→ **INPUT RECORDS**:
=== Section Start ===
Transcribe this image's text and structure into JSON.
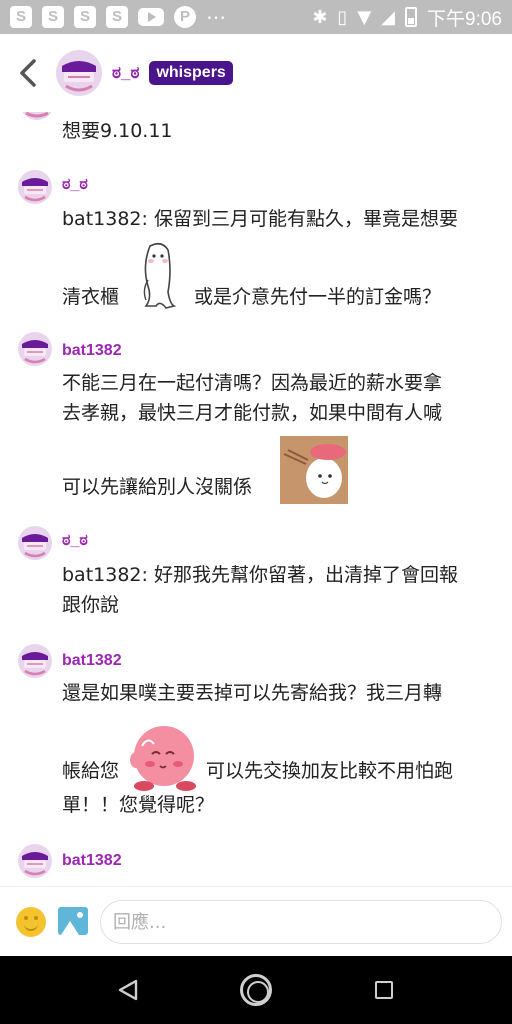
{
  "statusbar": {
    "time": "下午9:06",
    "icons": [
      "shopee-bag-icon",
      "shopee-bag-icon",
      "shopee-bag-icon",
      "shopee-bag-icon",
      "youtube-icon",
      "pinterest-icon",
      "more-dots-icon",
      "bluetooth-icon",
      "vibrate-icon",
      "wifi-icon",
      "signal-icon",
      "battery-icon"
    ],
    "dots": "⋯"
  },
  "header": {
    "name": "ಠ_ಠ",
    "badge": "whispers",
    "back_icon": "chevron-left-icon"
  },
  "messages": [
    {
      "name": "",
      "text": "想要9.10.11"
    },
    {
      "name": "ಠ_ಠ",
      "text_lines": [
        "bat1382: 保留到三月可能有點久，畢竟是想要",
        "清衣櫃",
        "或是介意先付一半的訂金嗎？"
      ]
    },
    {
      "name": "bat1382",
      "text_lines": [
        "不能三月在一起付清嗎？因為最近的薪水要拿",
        "去孝親，最快三月才能付款，如果中間有人喊",
        "可以先讓給別人沒關係"
      ]
    },
    {
      "name": "ಠ_ಠ",
      "text_lines": [
        "bat1382: 好那我先幫你留著，出清掉了會回報",
        "跟你說"
      ]
    },
    {
      "name": "bat1382",
      "text_lines": [
        "還是如果噗主要丟掉可以先寄給我？我三月轉",
        "帳給您",
        "可以先交換加友比較不用怕跑",
        "單！！您覺得呢？"
      ]
    },
    {
      "name": "bat1382"
    }
  ],
  "input": {
    "placeholder": "回應...",
    "emoji_icon": "smiley-icon",
    "image_icon": "image-icon"
  },
  "colors": {
    "accent_purple": "#9c27b0",
    "badge_bg": "#4a148c",
    "statusbar": "#bdbdbd"
  }
}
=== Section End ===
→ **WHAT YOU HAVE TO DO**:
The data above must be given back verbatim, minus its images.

→ **ANSWER FOR THE TASK**:
Transcribe this image's text and structure into JSON.
{
  "statusbar": {
    "time": "下午9:06",
    "icons": [
      "shopee-bag-icon",
      "shopee-bag-icon",
      "shopee-bag-icon",
      "shopee-bag-icon",
      "youtube-icon",
      "pinterest-icon",
      "more-dots-icon",
      "bluetooth-icon",
      "vibrate-icon",
      "wifi-icon",
      "signal-icon",
      "battery-icon"
    ],
    "dots": "⋯"
  },
  "header": {
    "name": "ಠ_ಠ",
    "badge": "whispers",
    "back_icon": "chevron-left-icon"
  },
  "messages": [
    {
      "name": "",
      "text": "想要9.10.11"
    },
    {
      "name": "ಠ_ಠ",
      "text_lines": [
        "bat1382: 保留到三月可能有點久，畢竟是想要",
        "清衣櫃",
        "或是介意先付一半的訂金嗎？"
      ]
    },
    {
      "name": "bat1382",
      "text_lines": [
        "不能三月在一起付清嗎？因為最近的薪水要拿",
        "去孝親，最快三月才能付款，如果中間有人喊",
        "可以先讓給別人沒關係"
      ]
    },
    {
      "name": "ಠ_ಠ",
      "text_lines": [
        "bat1382: 好那我先幫你留著，出清掉了會回報",
        "跟你說"
      ]
    },
    {
      "name": "bat1382",
      "text_lines": [
        "還是如果噗主要丟掉可以先寄給我？我三月轉",
        "帳給您",
        "可以先交換加友比較不用怕跑",
        "單！！您覺得呢？"
      ]
    },
    {
      "name": "bat1382"
    }
  ],
  "input": {
    "placeholder": "回應...",
    "emoji_icon": "smiley-icon",
    "image_icon": "image-icon"
  },
  "colors": {
    "accent_purple": "#9c27b0",
    "badge_bg": "#4a148c",
    "statusbar": "#bdbdbd"
  }
}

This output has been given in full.